A bitcoin user who calls himself TradeFortress says more than 4,100 bitcoins worth about $1.1 million have been robbed from his website.

The stolen bitcoins are owned by the users of his website, who had trusted their bitcoins to him.

TradeFortress, who says he is not much older then 18, does not want to be identified because he is worried about his personal safety.

He and his users know the chances of getting their bitcoins back are extremely unlikely because bitcoin transactions can't be reversed.

The bitcoin transaction trail is designed to be anonymous, which has led to speculation this was an inside job and that TradeFortress took the coins for himself.

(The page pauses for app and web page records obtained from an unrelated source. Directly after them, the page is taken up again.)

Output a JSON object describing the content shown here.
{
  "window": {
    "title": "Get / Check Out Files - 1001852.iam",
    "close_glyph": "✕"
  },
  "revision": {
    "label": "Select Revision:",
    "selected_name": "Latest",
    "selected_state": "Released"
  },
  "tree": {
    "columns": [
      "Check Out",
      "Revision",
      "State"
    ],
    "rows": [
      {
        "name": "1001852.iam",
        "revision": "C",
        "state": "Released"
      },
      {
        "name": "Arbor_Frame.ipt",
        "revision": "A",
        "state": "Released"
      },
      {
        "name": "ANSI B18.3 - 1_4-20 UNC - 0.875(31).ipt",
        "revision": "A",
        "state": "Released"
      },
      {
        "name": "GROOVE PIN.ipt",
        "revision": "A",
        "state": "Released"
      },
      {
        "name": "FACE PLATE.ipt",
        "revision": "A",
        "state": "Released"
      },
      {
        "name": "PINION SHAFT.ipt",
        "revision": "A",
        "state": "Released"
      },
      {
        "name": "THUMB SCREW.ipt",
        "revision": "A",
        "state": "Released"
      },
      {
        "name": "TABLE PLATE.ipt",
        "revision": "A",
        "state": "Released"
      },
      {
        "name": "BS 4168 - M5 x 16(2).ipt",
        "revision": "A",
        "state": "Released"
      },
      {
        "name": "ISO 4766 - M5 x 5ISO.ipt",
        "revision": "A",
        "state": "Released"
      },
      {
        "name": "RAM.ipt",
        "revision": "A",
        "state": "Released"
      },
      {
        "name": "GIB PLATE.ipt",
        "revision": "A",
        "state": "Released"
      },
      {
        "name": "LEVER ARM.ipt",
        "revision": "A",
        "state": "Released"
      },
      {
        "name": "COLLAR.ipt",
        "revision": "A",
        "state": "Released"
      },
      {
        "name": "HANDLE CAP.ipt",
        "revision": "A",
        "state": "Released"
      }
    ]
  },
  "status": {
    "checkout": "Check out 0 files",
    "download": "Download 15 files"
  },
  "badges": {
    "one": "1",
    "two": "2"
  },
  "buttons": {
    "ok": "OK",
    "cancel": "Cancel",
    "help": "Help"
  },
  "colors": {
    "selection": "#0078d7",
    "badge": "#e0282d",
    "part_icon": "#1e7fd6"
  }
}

But when asked by AM he strenuously denied those accusations, and that despite his $1 million dollar loss he is unlikely to report the theft to the police.

"The police don't have access to any more information than any user does when it comes to bitcoin. Some say it gives them control of their money," TradeFortress said.

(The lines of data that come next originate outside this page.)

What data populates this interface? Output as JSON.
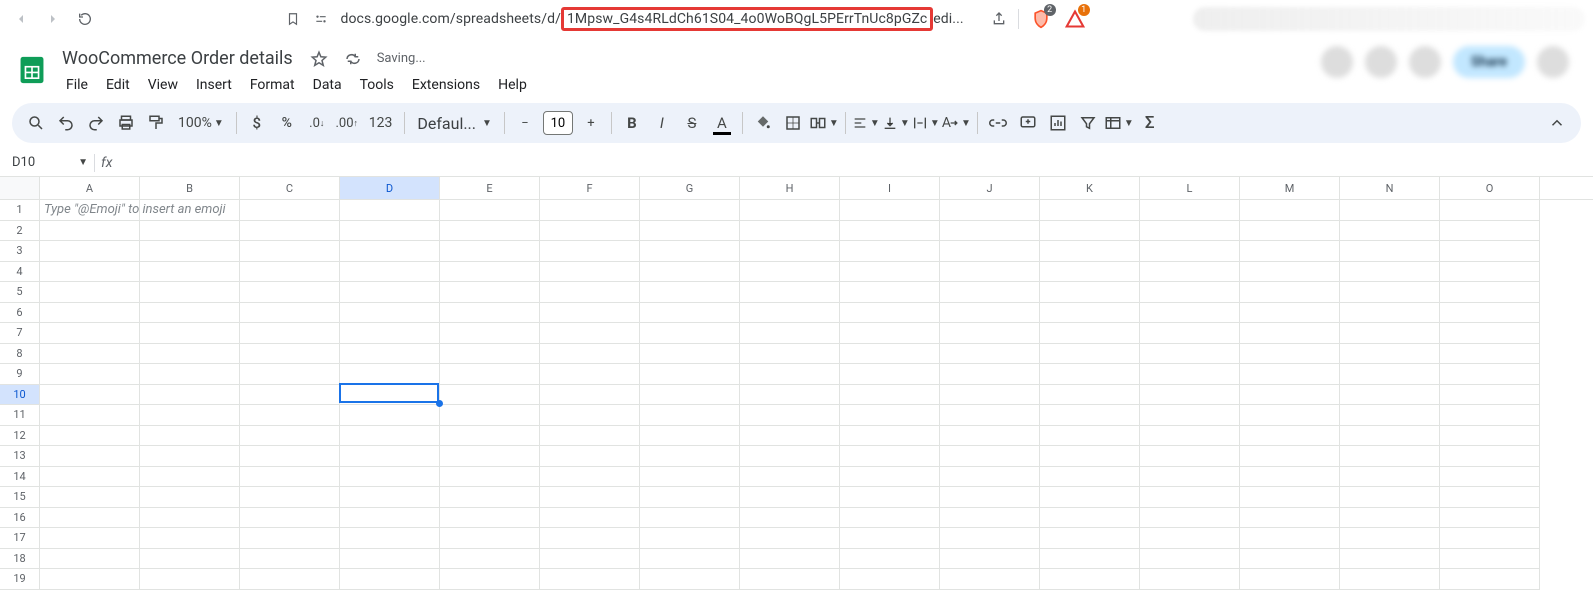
{
  "browser": {
    "url_prefix": "docs.google.com/spreadsheets/d/",
    "url_highlighted": "1Mpsw_G4s4RLdCh61S04_4o0WoBQgL5PErrTnUc8pGZc",
    "url_suffix": "edi...",
    "badge1_count": "2",
    "badge2_count": "1"
  },
  "doc": {
    "title": "WooCommerce Order details",
    "saving": "Saving...",
    "share": "Share"
  },
  "menu": [
    "File",
    "Edit",
    "View",
    "Insert",
    "Format",
    "Data",
    "Tools",
    "Extensions",
    "Help"
  ],
  "toolbar": {
    "zoom": "100%",
    "font": "Defaul...",
    "font_size": "10",
    "format_123": "123"
  },
  "namebox": {
    "cell": "D10"
  },
  "grid": {
    "columns": [
      "A",
      "B",
      "C",
      "D",
      "E",
      "F",
      "G",
      "H",
      "I",
      "J",
      "K",
      "L",
      "M",
      "N",
      "O"
    ],
    "row_count": 19,
    "hint_cell": {
      "row": 1,
      "col": "A",
      "text": "Type \"@Emoji\" to insert an emoji"
    },
    "selected": {
      "row": 10,
      "col": "D"
    }
  }
}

A spokesman for the Australian Federal Police says to his knowledge, a theft of bitcoins has never been investigated at either a federal or state level.

But he says if it was reported, it would be treated like any other theft.

Technology commentator Sthilgarian says the appeal of bitcoin theft, as opposed to stocks or bonds, lies in its inability to be traced.

He says bitcoins are already raising big questions over regulations, policing and even taxation.

"Once you've got the bitcoin there's no way, well no easy way, of telling where you got that from," he said.

"So from a money laundering point of view, it's very attractive.

"We're talking about roughly a million dollars worth of bitcoin gone. That puts it up there with some of the biggest bank robberies in history."

At today's exchange rates, each bitcoin is worth about $275. At the beginning of the year, they were worth about $30 each.

The quick and massive rise in the value of bitcoins has given the currency a higher profile, but Sthilgarian says it is also attracting more criminals.

"People rob banks because that's where the money is, your bitcoin wallet which is really just a digital file sitting on your computer, can be just as vulnerable and just as attractive," he said.

"And the more of it that is out there, the more thieves will be drawn to it.